Dataset extract:

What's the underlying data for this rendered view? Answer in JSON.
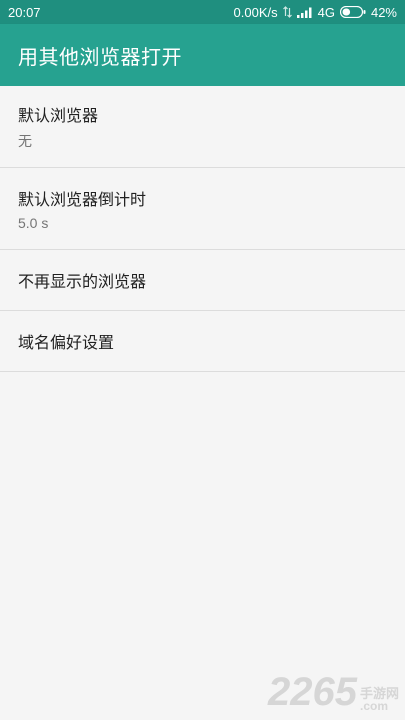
{
  "status_bar": {
    "time": "20:07",
    "network_speed": "0.00K/s",
    "network_type": "4G",
    "battery": "42%",
    "battery_level": 0.42
  },
  "app_bar": {
    "title": "用其他浏览器打开"
  },
  "settings": {
    "default_browser": {
      "title": "默认浏览器",
      "value": "无"
    },
    "countdown": {
      "title": "默认浏览器倒计时",
      "value": "5.0 s"
    },
    "hidden_browsers": {
      "title": "不再显示的浏览器"
    },
    "domain_prefs": {
      "title": "域名偏好设置"
    }
  },
  "watermark": {
    "number": "2265",
    "site_cn": "手游网",
    "site_en": ".com"
  },
  "colors": {
    "status_bar": "#1f8f7f",
    "app_bar": "#26a290",
    "background": "#f5f5f5",
    "divider": "#dcdcdc"
  }
}
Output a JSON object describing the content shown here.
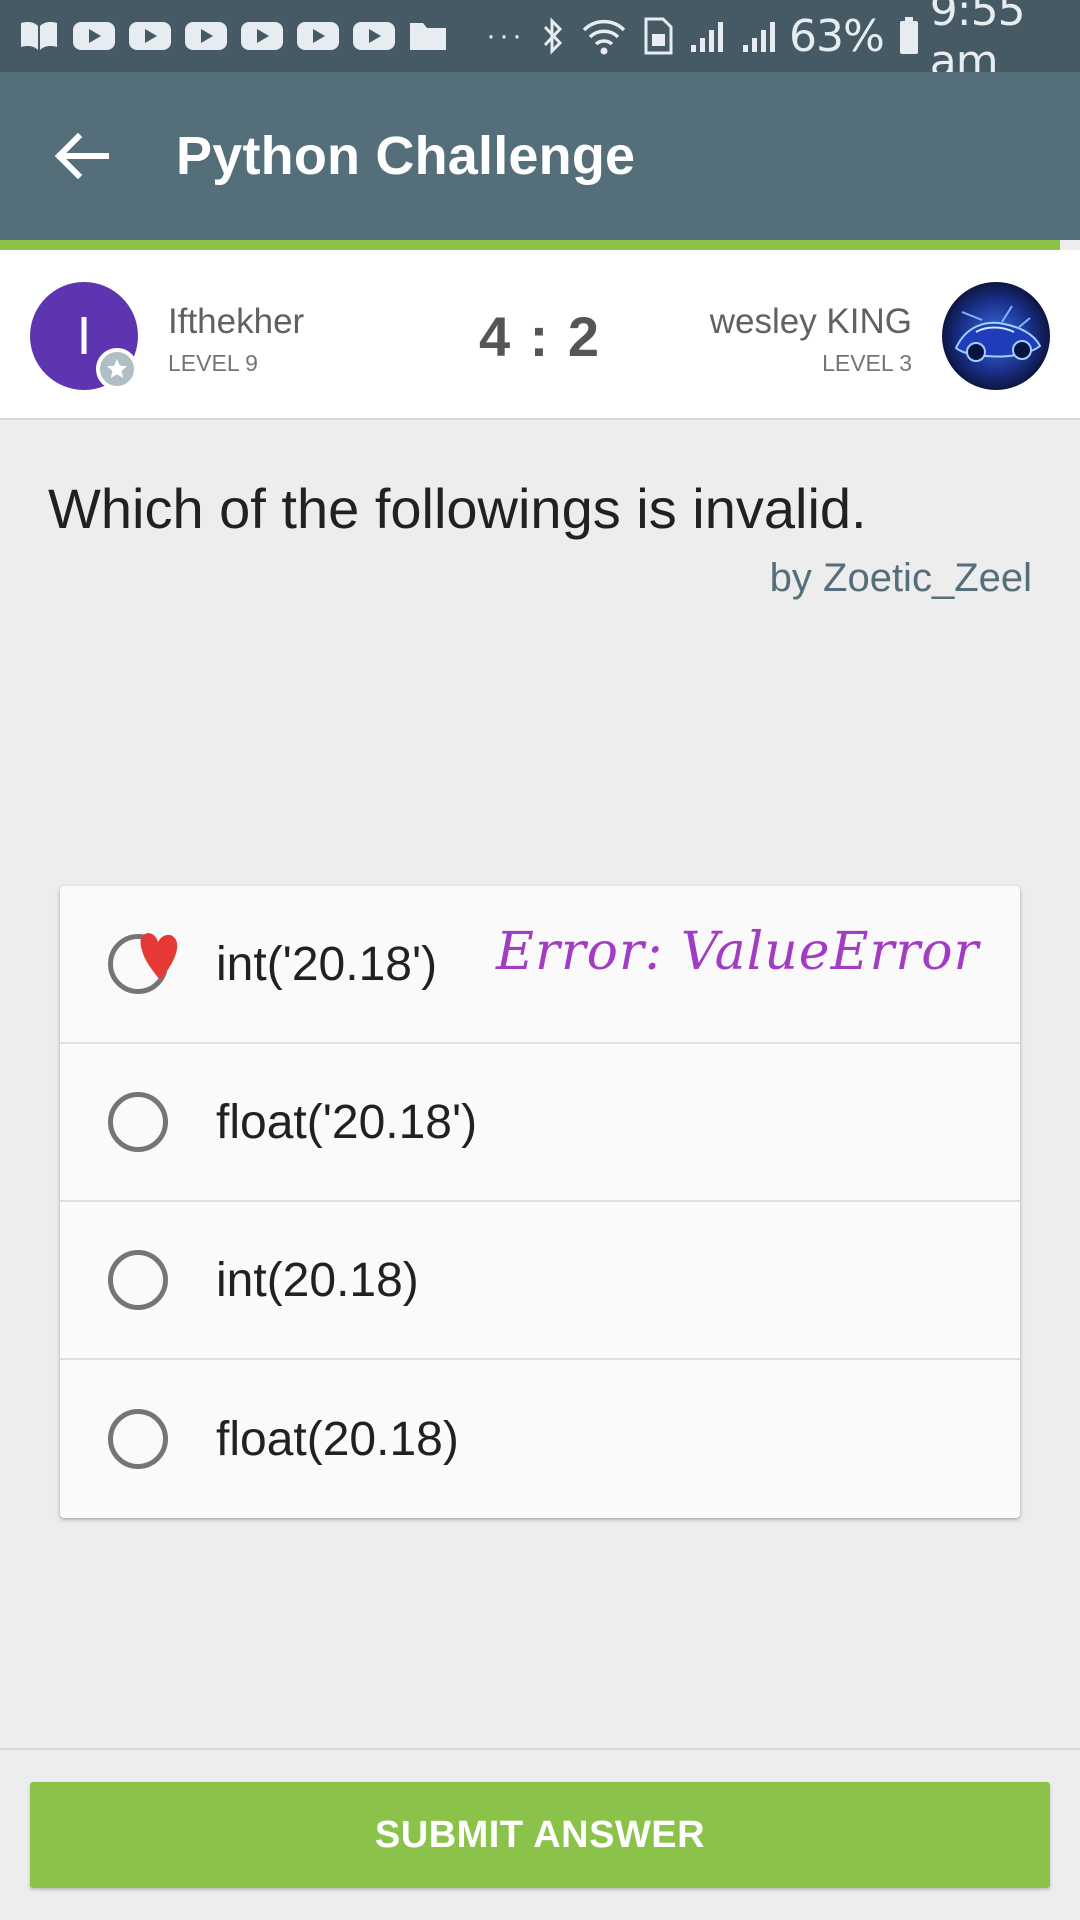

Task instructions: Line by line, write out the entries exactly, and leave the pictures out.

Solution to this problem:
What's the underlying data for this rendered view? Answer in JSON.
{
  "status_bar": {
    "time": "20:07",
    "network_speed": "0.00K/s",
    "network_type": "4G",
    "battery": "42%",
    "battery_level": 0.42
  },
  "app_bar": {
    "title": "用其他浏览器打开"
  },
  "settings": {
    "default_browser": {
      "title": "默认浏览器",
      "value": "无"
    },
    "countdown": {
      "title": "默认浏览器倒计时",
      "value": "5.0 s"
    },
    "hidden_browsers": {
      "title": "不再显示的浏览器"
    },
    "domain_prefs": {
      "title": "域名偏好设置"
    }
  },
  "watermark": {
    "number": "2265",
    "site_cn": "手游网",
    "site_en": ".com"
  },
  "colors": {
    "status_bar": "#1f8f7f",
    "app_bar": "#26a290",
    "background": "#f5f5f5",
    "divider": "#dcdcdc"
  }
}
Output a JSON object describing the content shown here.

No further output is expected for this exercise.